Gladieux Do it Best’s Lionel train business is one example of how a hardware store can take a niche department and turn it into a profitable part of the business. In addition to generating revenue, niche departments can also give independent hardware stores a much-needed edge in their marketplace.
When hardware store owner Mike Obermeier tried to resume his old hobby of wine-making after his children were grown in the late 1990s, he couldn’t find the equipment anywhere. So he decided to stock it himself at Obermeier Hardware & Rental in Rockport, Ind.
Obermeier uses one side of a 20-foot aisle to carry stabilizers, sterilants, fruit bases, corkers and bottles for wine making, and malted grains, dried malt, caps and bottles for beer making. The niche serves up $20,000 to $25,000 a year in revenue.
“All our business is through word of mouth, and people come from as far as 60 miles away to buy beer and wine-making supplies,” said Obermeier, whose family has owned the store since 1959. “There are doctors, lawyers, preachers and teachers—you name it. It’s quite profitable also, with the best margins on anything in the store.”
Niche departments come in all shapes and sizes. Johnson’s True Value in Groton, Conn., does a good business in Boy Scout and Girl Scout uniforms, while Lehman’s of Kidron, Ohio, is world famous for offering off-the-grid products like oil lamps, butter churns and crank-powered radios. And then there’s A&G Hardware, a Gillespie, Ill.-based store that takes in dry cleaning while also serving as a UPS drop-off location.
Crouse Lumber, a Do it Best store/lumberyard in Lima, Ohio, also has an interesting niche: Partners Bob Wieging and John Briggs sell house plans, offering a book of designs or custom design services, as well as construction services if required. If the homeowner uses Crouse to build the house, they receive six copies of the plans at no charge.
“Many people only build a home once in a lifetime, and it’s a nice niche for us because we can help them build from the ground up,” said Tim Co-nine, sales manager for Crouse.
Chandler Ace Hardware in Chandler, Ariz., owned by partners Robert Vasquez and Brian Freeland, has several niches, including a selection of complete outdoor kitchens with upscale brands like Viking and Capital grills and rainproof hi-definition LCD televisions.
The store also offers a granite countertop program, through which the customer selects his own slab of granite from the warehouse and can save $5 to $20 per square foot over the nearby big boxes, according to Vasquez.

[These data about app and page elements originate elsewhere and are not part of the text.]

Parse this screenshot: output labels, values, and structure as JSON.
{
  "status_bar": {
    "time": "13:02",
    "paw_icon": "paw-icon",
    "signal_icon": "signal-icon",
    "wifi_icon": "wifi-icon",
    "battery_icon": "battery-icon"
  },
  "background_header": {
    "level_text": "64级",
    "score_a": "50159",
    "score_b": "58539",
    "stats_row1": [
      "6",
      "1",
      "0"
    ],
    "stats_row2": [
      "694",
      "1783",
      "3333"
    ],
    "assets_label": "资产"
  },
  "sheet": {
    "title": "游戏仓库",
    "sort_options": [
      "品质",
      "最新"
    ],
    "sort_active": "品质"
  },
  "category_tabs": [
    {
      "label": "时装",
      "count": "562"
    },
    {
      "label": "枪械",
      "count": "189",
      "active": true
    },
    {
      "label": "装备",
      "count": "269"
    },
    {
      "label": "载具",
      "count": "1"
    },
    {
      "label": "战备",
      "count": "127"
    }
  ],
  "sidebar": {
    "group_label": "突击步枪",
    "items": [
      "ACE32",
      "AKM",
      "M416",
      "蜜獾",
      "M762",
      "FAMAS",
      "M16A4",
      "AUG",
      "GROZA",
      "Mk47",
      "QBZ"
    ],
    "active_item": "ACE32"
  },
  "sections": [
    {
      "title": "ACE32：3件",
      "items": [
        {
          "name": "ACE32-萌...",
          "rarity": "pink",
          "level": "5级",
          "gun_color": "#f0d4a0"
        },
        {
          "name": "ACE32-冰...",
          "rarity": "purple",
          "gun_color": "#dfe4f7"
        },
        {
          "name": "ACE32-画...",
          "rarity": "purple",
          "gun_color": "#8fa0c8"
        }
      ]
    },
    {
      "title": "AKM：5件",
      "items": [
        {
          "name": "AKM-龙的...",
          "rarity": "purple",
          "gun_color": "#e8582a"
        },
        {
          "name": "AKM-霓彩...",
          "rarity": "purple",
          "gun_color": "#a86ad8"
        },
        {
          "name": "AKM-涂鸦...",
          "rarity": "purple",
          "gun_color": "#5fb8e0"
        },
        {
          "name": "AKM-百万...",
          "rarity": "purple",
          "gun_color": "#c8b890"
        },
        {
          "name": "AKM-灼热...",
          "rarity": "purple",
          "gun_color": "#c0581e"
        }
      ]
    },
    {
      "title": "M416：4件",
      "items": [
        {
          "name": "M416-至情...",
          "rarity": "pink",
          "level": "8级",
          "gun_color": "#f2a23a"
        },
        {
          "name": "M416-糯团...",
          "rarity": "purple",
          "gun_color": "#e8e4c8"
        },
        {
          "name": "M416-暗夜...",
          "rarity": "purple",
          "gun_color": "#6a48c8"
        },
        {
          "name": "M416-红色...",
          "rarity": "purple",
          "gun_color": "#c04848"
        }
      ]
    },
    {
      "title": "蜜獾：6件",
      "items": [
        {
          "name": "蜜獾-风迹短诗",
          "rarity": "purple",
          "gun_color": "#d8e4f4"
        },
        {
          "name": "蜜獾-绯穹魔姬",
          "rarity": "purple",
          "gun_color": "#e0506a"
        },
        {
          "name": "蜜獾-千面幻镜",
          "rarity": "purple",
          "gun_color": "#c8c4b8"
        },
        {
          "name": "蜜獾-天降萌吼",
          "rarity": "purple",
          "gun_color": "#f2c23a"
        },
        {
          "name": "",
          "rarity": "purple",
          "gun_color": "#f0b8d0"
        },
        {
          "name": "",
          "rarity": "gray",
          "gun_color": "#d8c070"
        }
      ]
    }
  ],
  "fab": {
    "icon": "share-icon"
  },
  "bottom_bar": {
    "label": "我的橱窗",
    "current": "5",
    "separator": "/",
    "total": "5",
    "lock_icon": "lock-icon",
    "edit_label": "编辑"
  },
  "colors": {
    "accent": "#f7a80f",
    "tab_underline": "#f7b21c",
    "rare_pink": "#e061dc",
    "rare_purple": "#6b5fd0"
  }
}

“What we’re finding out is there are certain niches we can go after and be very competitive,” he said. “With granite countertops, we can beat bigger stores on price. Plus, I babysit every job, so our customers are getting great customer service as well.”